Catching up on Codescaling with some of the less mentioned things worth noting…
- FreeBSD 10.0’s latest beta: It’s into the home/RC straight for FreeBSD 10 with the release of the third and hopefully last beta of the development cycle. The original schedule would have seen RC2 available around now, but with a focus on a quality release, there’s been a bit of slippage. Check out this FreeBSD News item from September for a feel of what’s going in. I’m looking forward to the switch to LLVM/Clang and seeing how the tickless kernel works out.
- SQL injection attacks by Google?: Sucuri have come across an odd thing, Google doing SQL Injection attacks. Basically, Google’s bots crawl a site with links which would carry out an SQLi attack if followed… and then follow them like the bots they are which carries out the attack. Google may want to add at least some filtering to their bots in future, but its something to remind any application that ingests URLs from the web to follow them that URLs are not necessarily passive.
- Rust reworks stack plan: For those interested in the implementation of languages, the Rust developers have decided to drop segmented stacks. Segmented stacks were stacks that were allocated small and expanded as needed. This would have allowed threads to have a much smaller footprint, but it didn’t quite work out that way. Followups on the thread discuss the cost of memory, both having it and accessing it, and alternative strategies.
- InfluxDB: Databases for time series data are in and the latest open source addition to the game is InfluxDB which prides itself in no external dependencies. The Go-based MIT-licensed code has a JSONic HTTP API, an SQLish query language and a playground server to get running with. Its early days for InfluxDB, but its off to a good start.
- Mozilla’s Circus Renewed: Mozilla’s Services project has announced a new version of its process/socket manager called Circus. Built using Python and ZeroMQ and recently redeveloped to be Python 3 compatible and fully asynchronous, the software lets an administrator manage processes and sockets on servers through a command line, Python API or web console. You can find the code on mozilla-services github.
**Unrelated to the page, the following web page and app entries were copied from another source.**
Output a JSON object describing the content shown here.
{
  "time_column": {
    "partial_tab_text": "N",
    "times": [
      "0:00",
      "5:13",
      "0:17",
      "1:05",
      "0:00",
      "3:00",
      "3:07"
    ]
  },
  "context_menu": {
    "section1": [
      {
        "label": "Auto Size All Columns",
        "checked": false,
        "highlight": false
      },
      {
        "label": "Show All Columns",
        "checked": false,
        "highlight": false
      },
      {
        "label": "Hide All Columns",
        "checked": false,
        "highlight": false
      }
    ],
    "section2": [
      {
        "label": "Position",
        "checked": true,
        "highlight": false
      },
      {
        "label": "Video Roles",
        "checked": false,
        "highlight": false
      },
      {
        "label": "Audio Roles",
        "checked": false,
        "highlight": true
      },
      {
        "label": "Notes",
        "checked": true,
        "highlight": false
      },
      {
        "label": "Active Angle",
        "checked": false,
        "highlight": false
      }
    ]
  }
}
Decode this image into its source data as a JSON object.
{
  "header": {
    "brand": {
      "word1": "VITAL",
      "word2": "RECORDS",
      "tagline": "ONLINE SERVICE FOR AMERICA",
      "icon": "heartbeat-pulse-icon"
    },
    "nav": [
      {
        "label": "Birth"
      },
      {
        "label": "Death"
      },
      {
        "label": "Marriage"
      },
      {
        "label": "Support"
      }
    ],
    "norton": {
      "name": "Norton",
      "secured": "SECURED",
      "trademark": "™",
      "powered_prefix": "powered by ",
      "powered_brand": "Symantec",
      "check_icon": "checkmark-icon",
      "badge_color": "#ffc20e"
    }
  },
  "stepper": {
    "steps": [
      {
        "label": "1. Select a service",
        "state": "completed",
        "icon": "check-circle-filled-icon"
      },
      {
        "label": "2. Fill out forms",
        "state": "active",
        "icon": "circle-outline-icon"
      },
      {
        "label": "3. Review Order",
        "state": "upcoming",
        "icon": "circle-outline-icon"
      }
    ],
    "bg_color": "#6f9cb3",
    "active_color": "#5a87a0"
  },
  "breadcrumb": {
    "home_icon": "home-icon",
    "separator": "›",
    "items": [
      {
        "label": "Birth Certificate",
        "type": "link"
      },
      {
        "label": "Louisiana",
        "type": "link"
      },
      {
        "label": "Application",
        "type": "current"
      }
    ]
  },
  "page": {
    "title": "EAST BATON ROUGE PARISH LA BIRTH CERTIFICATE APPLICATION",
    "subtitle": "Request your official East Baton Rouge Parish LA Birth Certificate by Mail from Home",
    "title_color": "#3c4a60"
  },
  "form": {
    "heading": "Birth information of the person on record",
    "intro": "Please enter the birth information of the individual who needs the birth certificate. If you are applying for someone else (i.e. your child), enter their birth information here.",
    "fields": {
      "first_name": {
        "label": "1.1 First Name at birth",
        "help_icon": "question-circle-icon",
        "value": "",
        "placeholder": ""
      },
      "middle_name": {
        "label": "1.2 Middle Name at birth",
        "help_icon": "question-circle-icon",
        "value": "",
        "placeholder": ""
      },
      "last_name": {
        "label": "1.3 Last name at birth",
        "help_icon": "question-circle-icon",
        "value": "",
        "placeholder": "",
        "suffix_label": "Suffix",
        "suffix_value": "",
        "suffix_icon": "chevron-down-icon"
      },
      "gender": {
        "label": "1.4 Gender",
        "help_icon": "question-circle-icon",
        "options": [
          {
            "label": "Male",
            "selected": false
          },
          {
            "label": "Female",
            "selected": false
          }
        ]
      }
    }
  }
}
It seems to be all going on with the developers of Rubinus, the LLVM JIT-powered Ruby implementation which recently hit version 2.0.0. First came the news that Engine Yard had ended their sponsorship for the project saying that “we no longer feel like the project needs any help from us to accelerate” – the ending of sponsorship will, they say, let them invest more in other emerging projects.
With that announcement made, Rubinus lead Brian Shirai said “I have been working to simplify and focus the project”; funding changes do tend to allow projects to step back and look at their goals. In this case, the results of that work turned up in an announcement of Rubinus X.
Rubinus X is billed as an experiment in modernising Ruby, which the project’s home page declares as no longer relevant to modern computing. The plan appears to be a major reworking of Ruby – concurrency with Promises and non-blocking I/O, persistent data structures, object composition, code loading as an API, consistency through composing operations from system primitives, immutable strings and a more explicit OO model. There is also a clean up of the language planned with a single encoding used within running programs, the removal of position-significant arguments in API calls, a defined numeric tower and the purging of Perl-inspired features and global variables.
Shirai declared “Ruby is a dying language” which triggered much discussion over on sites like Hacker News about whether Ruby was dying or not and whether Node.js was the new Ruby/Rails but very little conversation on the merits of the Rubinus X plan. More details on how the Rubinus X project will develop will be disclosed in the coming days via the mailing list (which has already got 570 signups). Rubinus X does seem to have some ambitious goals and with the development taking place outside the mainstream of Ruby, it shouldn’t have an impact on Ruby development at least until it has proven itself. What affect it will have on Rubinus development is unclear though; with no one paid to develop it, resources will be tight. Definitely one to keep an eye on.